• [How to complete this task]
Return the data that follows, keeping every word and mark unchanged.

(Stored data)
________________________________________

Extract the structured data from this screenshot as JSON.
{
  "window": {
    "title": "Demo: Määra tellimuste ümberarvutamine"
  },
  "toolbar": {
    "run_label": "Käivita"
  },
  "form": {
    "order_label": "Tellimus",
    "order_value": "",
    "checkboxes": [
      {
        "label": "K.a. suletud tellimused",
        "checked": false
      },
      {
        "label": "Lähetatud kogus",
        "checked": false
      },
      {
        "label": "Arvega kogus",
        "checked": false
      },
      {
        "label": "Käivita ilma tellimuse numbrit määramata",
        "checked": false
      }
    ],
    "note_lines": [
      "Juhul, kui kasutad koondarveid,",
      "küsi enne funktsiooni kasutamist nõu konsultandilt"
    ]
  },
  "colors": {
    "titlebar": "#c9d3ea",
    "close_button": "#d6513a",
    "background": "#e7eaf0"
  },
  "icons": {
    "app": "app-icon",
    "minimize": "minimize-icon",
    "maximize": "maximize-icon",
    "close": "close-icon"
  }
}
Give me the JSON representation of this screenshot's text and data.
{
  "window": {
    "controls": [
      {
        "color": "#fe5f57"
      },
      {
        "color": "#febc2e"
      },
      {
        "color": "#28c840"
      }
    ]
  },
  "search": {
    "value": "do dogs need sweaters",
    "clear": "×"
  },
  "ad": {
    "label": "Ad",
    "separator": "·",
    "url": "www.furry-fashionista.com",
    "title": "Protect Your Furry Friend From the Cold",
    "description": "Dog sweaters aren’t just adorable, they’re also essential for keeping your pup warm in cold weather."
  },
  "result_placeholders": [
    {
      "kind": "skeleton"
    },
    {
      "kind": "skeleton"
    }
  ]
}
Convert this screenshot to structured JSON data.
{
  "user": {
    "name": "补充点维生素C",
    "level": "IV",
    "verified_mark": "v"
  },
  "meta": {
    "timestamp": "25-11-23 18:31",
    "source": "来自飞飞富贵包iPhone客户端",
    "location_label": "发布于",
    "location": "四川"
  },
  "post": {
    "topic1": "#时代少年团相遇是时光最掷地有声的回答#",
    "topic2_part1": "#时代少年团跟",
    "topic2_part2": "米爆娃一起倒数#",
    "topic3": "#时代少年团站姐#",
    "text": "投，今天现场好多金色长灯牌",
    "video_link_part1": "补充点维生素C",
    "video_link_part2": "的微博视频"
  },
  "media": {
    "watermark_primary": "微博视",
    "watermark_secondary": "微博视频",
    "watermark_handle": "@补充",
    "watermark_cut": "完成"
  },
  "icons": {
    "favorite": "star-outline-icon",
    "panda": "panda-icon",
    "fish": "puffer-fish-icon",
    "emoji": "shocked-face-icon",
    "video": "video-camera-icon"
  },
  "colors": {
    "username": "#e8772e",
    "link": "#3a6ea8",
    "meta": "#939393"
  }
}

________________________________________

• [Response area]
Extract the structured data from this screenshot as JSON.
{
  "window": {
    "title": "Demo: Määra tellimuste ümberarvutamine"
  },
  "toolbar": {
    "run_label": "Käivita"
  },
  "form": {
    "order_label": "Tellimus",
    "order_value": "",
    "checkboxes": [
      {
        "label": "K.a. suletud tellimused",
        "checked": false
      },
      {
        "label": "Lähetatud kogus",
        "checked": false
      },
      {
        "label": "Arvega kogus",
        "checked": false
      },
      {
        "label": "Käivita ilma tellimuse numbrit määramata",
        "checked": false
      }
    ],
    "note_lines": [
      "Juhul, kui kasutad koondarveid,",
      "küsi enne funktsiooni kasutamist nõu konsultandilt"
    ]
  },
  "colors": {
    "titlebar": "#c9d3ea",
    "close_button": "#d6513a",
    "background": "#e7eaf0"
  },
  "icons": {
    "app": "app-icon",
    "minimize": "minimize-icon",
    "maximize": "maximize-icon",
    "close": "close-icon"
  }
}
Give me the JSON representation of this screenshot's text and data.
{
  "window": {
    "controls": [
      {
        "color": "#fe5f57"
      },
      {
        "color": "#febc2e"
      },
      {
        "color": "#28c840"
      }
    ]
  },
  "search": {
    "value": "do dogs need sweaters",
    "clear": "×"
  },
  "ad": {
    "label": "Ad",
    "separator": "·",
    "url": "www.furry-fashionista.com",
    "title": "Protect Your Furry Friend From the Cold",
    "description": "Dog sweaters aren’t just adorable, they’re also essential for keeping your pup warm in cold weather."
  },
  "result_placeholders": [
    {
      "kind": "skeleton"
    },
    {
      "kind": "skeleton"
    }
  ]
}
Convert this screenshot to structured JSON data.
{
  "user": {
    "name": "补充点维生素C",
    "level": "IV",
    "verified_mark": "v"
  },
  "meta": {
    "timestamp": "25-11-23 18:31",
    "source": "来自飞飞富贵包iPhone客户端",
    "location_label": "发布于",
    "location": "四川"
  },
  "post": {
    "topic1": "#时代少年团相遇是时光最掷地有声的回答#",
    "topic2_part1": "#时代少年团跟",
    "topic2_part2": "米爆娃一起倒数#",
    "topic3": "#时代少年团站姐#",
    "text": "投，今天现场好多金色长灯牌",
    "video_link_part1": "补充点维生素C",
    "video_link_part2": "的微博视频"
  },
  "media": {
    "watermark_primary": "微博视",
    "watermark_secondary": "微博视频",
    "watermark_handle": "@补充",
    "watermark_cut": "完成"
  },
  "icons": {
    "favorite": "star-outline-icon",
    "panda": "panda-icon",
    "fish": "puffer-fish-icon",
    "emoji": "shocked-face-icon",
    "video": "video-camera-icon"
  },
  "colors": {
    "username": "#e8772e",
    "link": "#3a6ea8",
    "meta": "#939393"
  }
}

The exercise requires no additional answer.